Jolanta tells the story of how, when she got her first dog, the incomparable Izzy, she congratulated herself on being an incredibly good trainer: Izzy was so well-mannered! Then Jolanta ended up with Juni, too, and that's when she realized (as she will tell you) she knew absolutely nothing about dog training. Izzy was just one of those easy dogs that make you look good. But Juni burst that smug bubble in a hurry. Jolanta had to educate herself, or else. Now she has a second career as a trainer and behaviorist--as well as accomplished proselytizer for the Way of Kindness: positive reinforcement training. I guess that's why she got Juni.
I'm still puzzling over why I needed Nelly.
Put this under heading of "Nuff Said." After our rail trail walk yesterday, Janet was kind enough to chauffeur Nelly home so I could switch gears and go wrangle children instead of dogs. Nelly jumped right into Janet's car--as why shouldn't she? It's the Dogmobile, with comfy pillows and always a jug of cool, refreshing water. At the end of the trip, at Janet's house, there is often a plate of fresh-cooked chicken livers. This, my friends, is the canine Ritz.

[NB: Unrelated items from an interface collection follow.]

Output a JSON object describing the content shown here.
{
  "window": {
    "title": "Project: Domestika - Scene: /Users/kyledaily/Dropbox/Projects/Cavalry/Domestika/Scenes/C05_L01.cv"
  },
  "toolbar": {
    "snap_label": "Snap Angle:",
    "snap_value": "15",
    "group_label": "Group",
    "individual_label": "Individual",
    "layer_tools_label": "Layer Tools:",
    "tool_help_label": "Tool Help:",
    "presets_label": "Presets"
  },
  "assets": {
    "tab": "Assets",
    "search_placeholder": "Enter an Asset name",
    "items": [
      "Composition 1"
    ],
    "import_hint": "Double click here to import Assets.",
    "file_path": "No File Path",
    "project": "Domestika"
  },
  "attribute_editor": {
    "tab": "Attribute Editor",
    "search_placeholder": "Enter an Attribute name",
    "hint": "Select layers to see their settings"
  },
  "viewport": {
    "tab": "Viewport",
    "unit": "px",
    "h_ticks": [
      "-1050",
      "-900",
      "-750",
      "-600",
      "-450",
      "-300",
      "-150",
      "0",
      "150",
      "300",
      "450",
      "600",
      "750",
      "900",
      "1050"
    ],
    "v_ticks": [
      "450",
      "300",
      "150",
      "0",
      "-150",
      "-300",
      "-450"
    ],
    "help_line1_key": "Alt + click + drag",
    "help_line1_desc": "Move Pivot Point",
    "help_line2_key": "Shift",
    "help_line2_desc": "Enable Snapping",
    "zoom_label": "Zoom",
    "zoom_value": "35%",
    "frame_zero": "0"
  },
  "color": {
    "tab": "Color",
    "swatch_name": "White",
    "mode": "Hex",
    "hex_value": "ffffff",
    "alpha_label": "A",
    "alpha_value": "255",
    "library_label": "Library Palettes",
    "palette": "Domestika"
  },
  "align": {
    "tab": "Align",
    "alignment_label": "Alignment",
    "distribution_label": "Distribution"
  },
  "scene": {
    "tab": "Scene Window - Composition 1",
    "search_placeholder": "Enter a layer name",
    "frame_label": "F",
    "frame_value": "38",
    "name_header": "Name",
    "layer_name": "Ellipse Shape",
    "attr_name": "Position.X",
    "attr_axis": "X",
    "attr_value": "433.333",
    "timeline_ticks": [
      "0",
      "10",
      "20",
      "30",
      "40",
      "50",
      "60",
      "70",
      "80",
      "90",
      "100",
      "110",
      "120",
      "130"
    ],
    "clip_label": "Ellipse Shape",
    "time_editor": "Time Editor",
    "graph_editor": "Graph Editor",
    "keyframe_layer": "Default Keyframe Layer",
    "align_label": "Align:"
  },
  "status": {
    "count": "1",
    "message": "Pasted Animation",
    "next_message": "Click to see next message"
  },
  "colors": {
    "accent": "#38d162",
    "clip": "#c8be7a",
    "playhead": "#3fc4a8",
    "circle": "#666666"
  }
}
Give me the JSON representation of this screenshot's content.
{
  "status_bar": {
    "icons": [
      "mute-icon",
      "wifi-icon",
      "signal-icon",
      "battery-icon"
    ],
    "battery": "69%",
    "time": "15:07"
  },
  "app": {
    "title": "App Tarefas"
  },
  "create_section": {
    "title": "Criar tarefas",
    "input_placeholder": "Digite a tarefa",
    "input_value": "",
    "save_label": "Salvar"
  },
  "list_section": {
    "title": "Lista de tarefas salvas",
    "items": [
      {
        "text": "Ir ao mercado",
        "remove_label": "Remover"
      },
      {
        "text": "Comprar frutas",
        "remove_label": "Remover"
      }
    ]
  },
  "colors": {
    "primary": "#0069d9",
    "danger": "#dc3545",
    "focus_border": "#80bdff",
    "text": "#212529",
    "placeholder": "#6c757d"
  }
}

Then Nelly saw I was getting into the other car. She stood up on the arm rest and pressed her distraught face against the glass. Nelly is one of us "I want my cake and eat it too!" kind of beings. I realized that if the window had been open just another inch or two, Nelly would have clambered up somehow, lit the fuse, and shot out in one detonating second. I remembered to later e-mail Janet about the need for caution when transporting the Devil Dog.
Me: >She can squeeze herself, like a mouse, through
incredibly small openings.< Janet: Charles Manson was good at that, also.
Do you know now why I love her so? Not Nelly--I mean Janet. A friend with Saharan wit is a joy indeed.
(Plus, in addition to treating Nelly with kindness and understanding, and having seen me through the worst year of my life, she saves the New York Times for me so I don't have to pay for it. It doesn't matter that I get it a few days late--I'm lucky if I can find the time to read the paper two weeks later. It's all fresh news to me!)
Remember how I mentioned my friends remarking on a vague whiff of good karma they felt was emanating from my new house? Tell me what you make of this, then. The Verizon technician who came to attempt to give me telephone service in that frustrating first week without a phone told me that many years ago, she used to come riding here when they had horses. (My unpacked boxes sit waiting in the unused barn now; I seem to specialize in living on former horse farms, alas.) She told me, yeah, they used to take in farm animals, too, in the winters from a sort of zoo in the city. And apparently did to them what people usually do to farm animals. "You know what your house was?" she asked. "It was the smokehouse."
A thirty-year vegetarian, living in a former smokehouse. Is that karma? Maybe. And, maybe, it's just inexplicable. Woo-woo.